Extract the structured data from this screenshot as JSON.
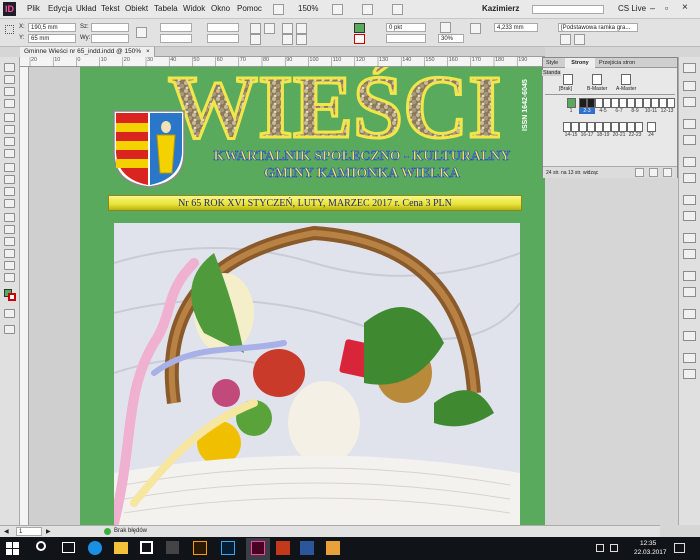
{
  "menubar": {
    "logo": "ID",
    "items": [
      "Plik",
      "Edycja",
      "Układ",
      "Tekst",
      "Obiekt",
      "Tabela",
      "Widok",
      "Okno",
      "Pomoc"
    ],
    "zoom": "150%",
    "user": "Kazimierz",
    "cs_live": "CS Live"
  },
  "control": {
    "x_label": "X:",
    "x_value": "190,5 mm",
    "y_label": "Y:",
    "y_value": "65 mm",
    "w_label": "Sz:",
    "h_label": "Wy:",
    "stroke_weight": "0 pkt",
    "opacity": "30%",
    "size_value": "4,233 mm",
    "frame_style": "[Podstawowa ramka gra..."
  },
  "document_tab": {
    "title": "Gminne Wieści nr 65_indd.indd @ 150%",
    "close": "×"
  },
  "ruler": {
    "h_ticks": [
      "20",
      "10",
      "0",
      "10",
      "20",
      "30",
      "40",
      "50",
      "60",
      "70",
      "80",
      "90",
      "100",
      "110",
      "120",
      "130",
      "140",
      "150",
      "160",
      "170",
      "180",
      "190"
    ]
  },
  "page": {
    "masthead": "WIEŚCI",
    "issn": "ISSN 1642-6045",
    "subtitle_line1": "KWARTALNIK SPOŁECZNO - KULTURALNY",
    "subtitle_line2": "GMINY KAMIONKA WIELKA",
    "issue_line": "Nr 65   ROK   XVI   STYCZEŃ,   LUTY,   MARZEC 2017 r.   Cena 3 PLN"
  },
  "pages_panel": {
    "tabs": [
      "Style",
      "Strony",
      "Przejścia stron"
    ],
    "side_label": "Standa",
    "masters": [
      "[Brak]",
      "B-Master",
      "A-Master"
    ],
    "spreads": [
      [
        "1"
      ],
      [
        "2-3"
      ],
      [
        "4-5"
      ],
      [
        "6-7"
      ],
      [
        "8-9"
      ],
      [
        "10-11"
      ],
      [
        "12-13"
      ],
      [
        "14-15"
      ],
      [
        "16-17"
      ],
      [
        "18-19"
      ],
      [
        "20-21"
      ],
      [
        "22-23"
      ],
      [
        "24"
      ]
    ],
    "footer": "24 str. na 13 str. widząc"
  },
  "status": {
    "page_field": "1",
    "preflight": "Brak błędów"
  },
  "taskbar": {
    "time": "12:35",
    "date": "22.03.2017"
  },
  "colors": {
    "page_green": "#5aaa5e",
    "masthead_yellow": "#f2e64a",
    "banner_yellow": "#e8e233",
    "subtitle_blue": "#1d3fd6"
  }
}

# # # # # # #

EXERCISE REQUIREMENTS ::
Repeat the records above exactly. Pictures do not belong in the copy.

TASK RESPONSE ::
Extract the structured data from this screenshot as JSON.
{
  "menubar": {
    "logo": "ID",
    "items": [
      "Plik",
      "Edycja",
      "Układ",
      "Tekst",
      "Obiekt",
      "Tabela",
      "Widok",
      "Okno",
      "Pomoc"
    ],
    "zoom": "150%",
    "user": "Kazimierz",
    "cs_live": "CS Live"
  },
  "control": {
    "x_label": "X:",
    "x_value": "190,5 mm",
    "y_label": "Y:",
    "y_value": "65 mm",
    "w_label": "Sz:",
    "h_label": "Wy:",
    "stroke_weight": "0 pkt",
    "opacity": "30%",
    "size_value": "4,233 mm",
    "frame_style": "[Podstawowa ramka gra..."
  },
  "document_tab": {
    "title": "Gminne Wieści nr 65_indd.indd @ 150%",
    "close": "×"
  },
  "ruler": {
    "h_ticks": [
      "20",
      "10",
      "0",
      "10",
      "20",
      "30",
      "40",
      "50",
      "60",
      "70",
      "80",
      "90",
      "100",
      "110",
      "120",
      "130",
      "140",
      "150",
      "160",
      "170",
      "180",
      "190"
    ]
  },
  "page": {
    "masthead": "WIEŚCI",
    "issn": "ISSN 1642-6045",
    "subtitle_line1": "KWARTALNIK SPOŁECZNO - KULTURALNY",
    "subtitle_line2": "GMINY KAMIONKA WIELKA",
    "issue_line": "Nr 65   ROK   XVI   STYCZEŃ,   LUTY,   MARZEC 2017 r.   Cena 3 PLN"
  },
  "pages_panel": {
    "tabs": [
      "Style",
      "Strony",
      "Przejścia stron"
    ],
    "side_label": "Standa",
    "masters": [
      "[Brak]",
      "B-Master",
      "A-Master"
    ],
    "spreads": [
      [
        "1"
      ],
      [
        "2-3"
      ],
      [
        "4-5"
      ],
      [
        "6-7"
      ],
      [
        "8-9"
      ],
      [
        "10-11"
      ],
      [
        "12-13"
      ],
      [
        "14-15"
      ],
      [
        "16-17"
      ],
      [
        "18-19"
      ],
      [
        "20-21"
      ],
      [
        "22-23"
      ],
      [
        "24"
      ]
    ],
    "footer": "24 str. na 13 str. widząc"
  },
  "status": {
    "page_field": "1",
    "preflight": "Brak błędów"
  },
  "taskbar": {
    "time": "12:35",
    "date": "22.03.2017"
  },
  "colors": {
    "page_green": "#5aaa5e",
    "masthead_yellow": "#f2e64a",
    "banner_yellow": "#e8e233",
    "subtitle_blue": "#1d3fd6"
  }
}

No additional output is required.